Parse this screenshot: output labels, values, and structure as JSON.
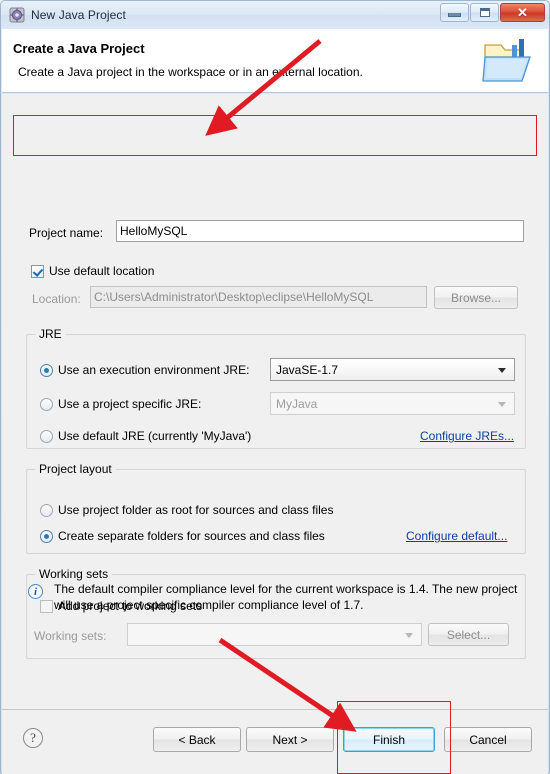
{
  "window": {
    "title": "New Java Project",
    "icon": "eclipse-wizard-icon",
    "controls": {
      "minimize": "minimize-icon",
      "maximize": "maximize-icon",
      "close": "close-icon",
      "close_glyph": "✕"
    }
  },
  "header": {
    "title": "Create a Java Project",
    "description": "Create a Java project in the workspace or in an external location.",
    "icon": "java-project-folder-icon"
  },
  "project_name": {
    "label": "Project name:",
    "value": "HelloMySQL",
    "placeholder": ""
  },
  "location": {
    "use_default_label": "Use default location",
    "use_default_checked": true,
    "label": "Location:",
    "value": "C:\\Users\\Administrator\\Desktop\\eclipse\\HelloMySQL",
    "browse_label": "Browse..."
  },
  "jre": {
    "group_title": "JRE",
    "options": [
      {
        "label": "Use an execution environment JRE:",
        "selected": true,
        "combo_value": "JavaSE-1.7",
        "combo_enabled": true
      },
      {
        "label": "Use a project specific JRE:",
        "selected": false,
        "combo_value": "MyJava",
        "combo_enabled": false
      },
      {
        "label": "Use default JRE (currently 'MyJava')",
        "selected": false
      }
    ],
    "configure_link": "Configure JREs..."
  },
  "project_layout": {
    "group_title": "Project layout",
    "options": [
      {
        "label": "Use project folder as root for sources and class files",
        "selected": false
      },
      {
        "label": "Create separate folders for sources and class files",
        "selected": true
      }
    ],
    "configure_link": "Configure default..."
  },
  "working_sets": {
    "group_title": "Working sets",
    "add_label": "Add project to working sets",
    "add_checked": false,
    "label": "Working sets:",
    "value": "",
    "select_label": "Select..."
  },
  "info": {
    "icon": "info-icon",
    "message": "The default compiler compliance level for the current workspace is 1.4. The new project will use a project specific compiler compliance level of 1.7."
  },
  "buttons": {
    "help": "?",
    "back": "< Back",
    "next": "Next >",
    "finish": "Finish",
    "cancel": "Cancel"
  },
  "annotations": {
    "color": "#e01b24",
    "highlight_project_name": "red-rectangle-project-name",
    "highlight_finish": "red-rectangle-finish",
    "arrow_to_project_name": "red-arrow-project-name",
    "arrow_to_finish": "red-arrow-finish"
  }
}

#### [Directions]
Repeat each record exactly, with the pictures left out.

#### [Answer space]
Parse this screenshot: output labels, values, and structure as JSON.
{
  "window": {
    "title": "New Java Project",
    "icon": "eclipse-wizard-icon",
    "controls": {
      "minimize": "minimize-icon",
      "maximize": "maximize-icon",
      "close": "close-icon",
      "close_glyph": "✕"
    }
  },
  "header": {
    "title": "Create a Java Project",
    "description": "Create a Java project in the workspace or in an external location.",
    "icon": "java-project-folder-icon"
  },
  "project_name": {
    "label": "Project name:",
    "value": "HelloMySQL",
    "placeholder": ""
  },
  "location": {
    "use_default_label": "Use default location",
    "use_default_checked": true,
    "label": "Location:",
    "value": "C:\\Users\\Administrator\\Desktop\\eclipse\\HelloMySQL",
    "browse_label": "Browse..."
  },
  "jre": {
    "group_title": "JRE",
    "options": [
      {
        "label": "Use an execution environment JRE:",
        "selected": true,
        "combo_value": "JavaSE-1.7",
        "combo_enabled": true
      },
      {
        "label": "Use a project specific JRE:",
        "selected": false,
        "combo_value": "MyJava",
        "combo_enabled": false
      },
      {
        "label": "Use default JRE (currently 'MyJava')",
        "selected": false
      }
    ],
    "configure_link": "Configure JREs..."
  },
  "project_layout": {
    "group_title": "Project layout",
    "options": [
      {
        "label": "Use project folder as root for sources and class files",
        "selected": false
      },
      {
        "label": "Create separate folders for sources and class files",
        "selected": true
      }
    ],
    "configure_link": "Configure default..."
  },
  "working_sets": {
    "group_title": "Working sets",
    "add_label": "Add project to working sets",
    "add_checked": false,
    "label": "Working sets:",
    "value": "",
    "select_label": "Select..."
  },
  "info": {
    "icon": "info-icon",
    "message": "The default compiler compliance level for the current workspace is 1.4. The new project will use a project specific compiler compliance level of 1.7."
  },
  "buttons": {
    "help": "?",
    "back": "< Back",
    "next": "Next >",
    "finish": "Finish",
    "cancel": "Cancel"
  },
  "annotations": {
    "color": "#e01b24",
    "highlight_project_name": "red-rectangle-project-name",
    "highlight_finish": "red-rectangle-finish",
    "arrow_to_project_name": "red-arrow-project-name",
    "arrow_to_finish": "red-arrow-finish"
  }
}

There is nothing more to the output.